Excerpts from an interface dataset
⟨
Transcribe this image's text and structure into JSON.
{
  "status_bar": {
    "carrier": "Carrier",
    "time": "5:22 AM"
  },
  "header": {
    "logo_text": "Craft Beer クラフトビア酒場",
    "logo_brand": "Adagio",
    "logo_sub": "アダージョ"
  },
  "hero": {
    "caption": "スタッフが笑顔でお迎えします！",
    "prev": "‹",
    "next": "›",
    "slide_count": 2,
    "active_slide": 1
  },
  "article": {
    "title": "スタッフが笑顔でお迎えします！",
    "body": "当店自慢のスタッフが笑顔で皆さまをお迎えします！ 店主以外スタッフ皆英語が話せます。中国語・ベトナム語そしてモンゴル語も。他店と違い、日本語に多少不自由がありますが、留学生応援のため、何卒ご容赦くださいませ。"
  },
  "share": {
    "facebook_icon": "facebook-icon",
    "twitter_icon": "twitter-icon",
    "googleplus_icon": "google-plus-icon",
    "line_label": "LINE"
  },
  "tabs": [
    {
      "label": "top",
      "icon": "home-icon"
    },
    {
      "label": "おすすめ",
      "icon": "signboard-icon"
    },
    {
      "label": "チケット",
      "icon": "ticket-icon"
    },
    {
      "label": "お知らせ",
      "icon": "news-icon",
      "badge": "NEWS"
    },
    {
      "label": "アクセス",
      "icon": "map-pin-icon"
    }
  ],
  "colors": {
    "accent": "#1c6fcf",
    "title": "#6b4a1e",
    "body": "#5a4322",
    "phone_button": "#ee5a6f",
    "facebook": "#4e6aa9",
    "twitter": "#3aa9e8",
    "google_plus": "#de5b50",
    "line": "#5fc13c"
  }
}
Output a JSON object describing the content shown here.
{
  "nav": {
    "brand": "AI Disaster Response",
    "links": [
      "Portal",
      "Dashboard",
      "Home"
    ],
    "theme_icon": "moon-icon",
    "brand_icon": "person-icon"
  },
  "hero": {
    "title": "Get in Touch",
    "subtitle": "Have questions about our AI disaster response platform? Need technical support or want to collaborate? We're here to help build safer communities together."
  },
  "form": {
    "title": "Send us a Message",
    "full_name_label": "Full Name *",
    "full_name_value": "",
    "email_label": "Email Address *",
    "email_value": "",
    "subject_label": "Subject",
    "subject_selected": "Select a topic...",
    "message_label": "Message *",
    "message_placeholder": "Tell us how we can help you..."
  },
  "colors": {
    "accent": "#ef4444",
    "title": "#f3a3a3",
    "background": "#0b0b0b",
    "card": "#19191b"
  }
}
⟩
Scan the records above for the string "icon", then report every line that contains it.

* _Result of this exercise_
    "facebook_icon": "facebook-icon",
    "twitter_icon": "twitter-icon",
    "googleplus_icon": "google-plus-icon",
      "icon": "home-icon"
      "icon": "signboard-icon"
      "icon": "ticket-icon"
      "icon": "news-icon",
      "icon": "map-pin-icon"
    "theme_icon": "moon-icon",
    "brand_icon": "person-icon"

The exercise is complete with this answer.